Problem statement
Your reply should consist solely of the number of lines in the data that contain "this".
»»
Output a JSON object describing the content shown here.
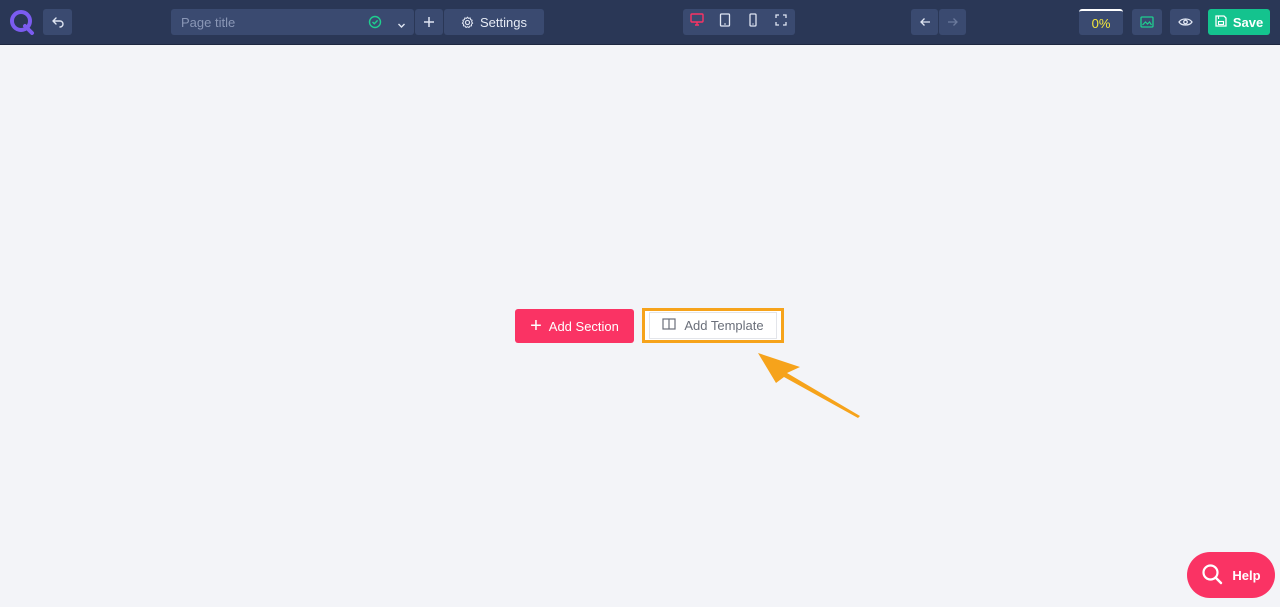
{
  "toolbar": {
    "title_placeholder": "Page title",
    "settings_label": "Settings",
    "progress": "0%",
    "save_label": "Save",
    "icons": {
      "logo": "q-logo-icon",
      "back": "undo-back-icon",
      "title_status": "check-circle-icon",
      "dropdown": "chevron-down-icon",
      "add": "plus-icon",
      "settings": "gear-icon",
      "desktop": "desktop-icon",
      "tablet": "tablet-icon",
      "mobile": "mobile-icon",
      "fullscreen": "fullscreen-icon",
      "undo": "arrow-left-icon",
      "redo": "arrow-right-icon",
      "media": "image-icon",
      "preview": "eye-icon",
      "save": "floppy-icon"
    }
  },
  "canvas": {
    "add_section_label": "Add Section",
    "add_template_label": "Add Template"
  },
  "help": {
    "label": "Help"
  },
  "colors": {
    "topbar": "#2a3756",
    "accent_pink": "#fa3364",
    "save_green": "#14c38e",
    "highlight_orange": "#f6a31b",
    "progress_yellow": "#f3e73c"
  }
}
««
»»
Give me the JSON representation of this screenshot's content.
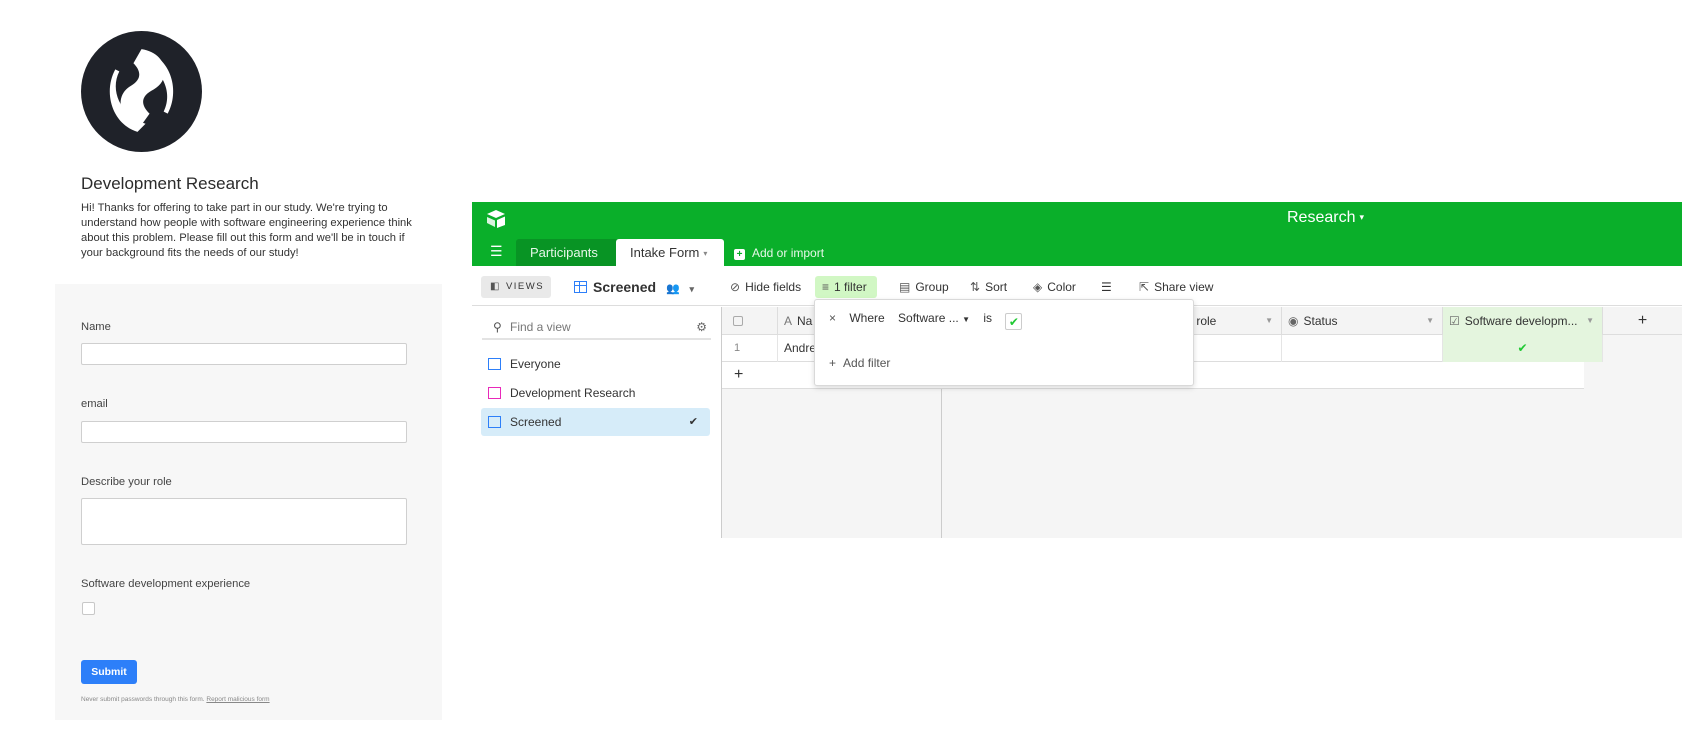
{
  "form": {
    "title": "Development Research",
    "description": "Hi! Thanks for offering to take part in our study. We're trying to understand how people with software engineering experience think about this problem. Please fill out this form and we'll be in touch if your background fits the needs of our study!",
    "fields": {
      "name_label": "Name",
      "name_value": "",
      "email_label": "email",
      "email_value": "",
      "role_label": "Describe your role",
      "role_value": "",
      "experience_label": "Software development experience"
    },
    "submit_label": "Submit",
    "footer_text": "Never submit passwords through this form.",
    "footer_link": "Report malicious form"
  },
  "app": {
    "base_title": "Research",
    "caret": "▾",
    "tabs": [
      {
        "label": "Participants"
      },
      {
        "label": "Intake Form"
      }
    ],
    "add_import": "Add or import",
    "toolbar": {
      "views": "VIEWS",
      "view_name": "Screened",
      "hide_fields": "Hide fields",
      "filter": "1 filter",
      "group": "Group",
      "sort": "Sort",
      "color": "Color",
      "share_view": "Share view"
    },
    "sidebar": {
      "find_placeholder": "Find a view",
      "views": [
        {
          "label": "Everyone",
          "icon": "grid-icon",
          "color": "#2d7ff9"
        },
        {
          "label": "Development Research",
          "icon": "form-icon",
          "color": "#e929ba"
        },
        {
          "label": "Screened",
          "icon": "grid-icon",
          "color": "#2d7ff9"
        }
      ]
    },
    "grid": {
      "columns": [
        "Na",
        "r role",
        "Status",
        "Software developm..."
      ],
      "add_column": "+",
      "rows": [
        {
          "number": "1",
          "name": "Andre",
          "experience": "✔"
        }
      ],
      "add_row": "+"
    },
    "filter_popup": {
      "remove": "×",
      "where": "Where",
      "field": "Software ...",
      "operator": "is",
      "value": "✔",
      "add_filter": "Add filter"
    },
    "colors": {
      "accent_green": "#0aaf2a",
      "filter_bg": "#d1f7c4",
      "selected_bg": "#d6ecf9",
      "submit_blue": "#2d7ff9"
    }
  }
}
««
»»
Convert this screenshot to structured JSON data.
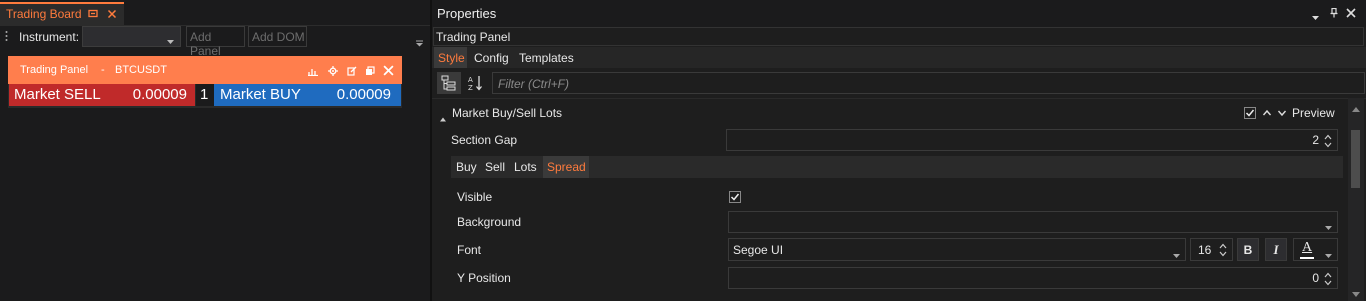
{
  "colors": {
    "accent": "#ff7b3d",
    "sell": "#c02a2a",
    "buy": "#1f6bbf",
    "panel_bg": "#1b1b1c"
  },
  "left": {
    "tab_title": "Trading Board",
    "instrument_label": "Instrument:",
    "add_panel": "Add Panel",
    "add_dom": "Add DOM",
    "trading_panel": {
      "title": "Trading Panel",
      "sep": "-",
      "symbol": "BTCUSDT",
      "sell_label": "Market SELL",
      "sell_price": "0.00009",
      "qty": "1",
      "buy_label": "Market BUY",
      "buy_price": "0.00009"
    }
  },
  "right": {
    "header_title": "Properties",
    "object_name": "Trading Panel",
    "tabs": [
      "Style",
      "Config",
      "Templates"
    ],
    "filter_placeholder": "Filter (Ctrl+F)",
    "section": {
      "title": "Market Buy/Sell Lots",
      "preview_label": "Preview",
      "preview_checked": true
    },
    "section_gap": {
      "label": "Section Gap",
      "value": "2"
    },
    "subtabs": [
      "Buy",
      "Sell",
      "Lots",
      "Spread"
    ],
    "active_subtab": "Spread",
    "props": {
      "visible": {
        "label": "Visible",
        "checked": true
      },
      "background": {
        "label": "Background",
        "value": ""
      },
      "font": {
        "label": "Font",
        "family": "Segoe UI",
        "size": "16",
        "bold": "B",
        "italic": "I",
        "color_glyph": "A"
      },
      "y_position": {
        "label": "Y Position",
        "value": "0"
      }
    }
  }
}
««
Your response
4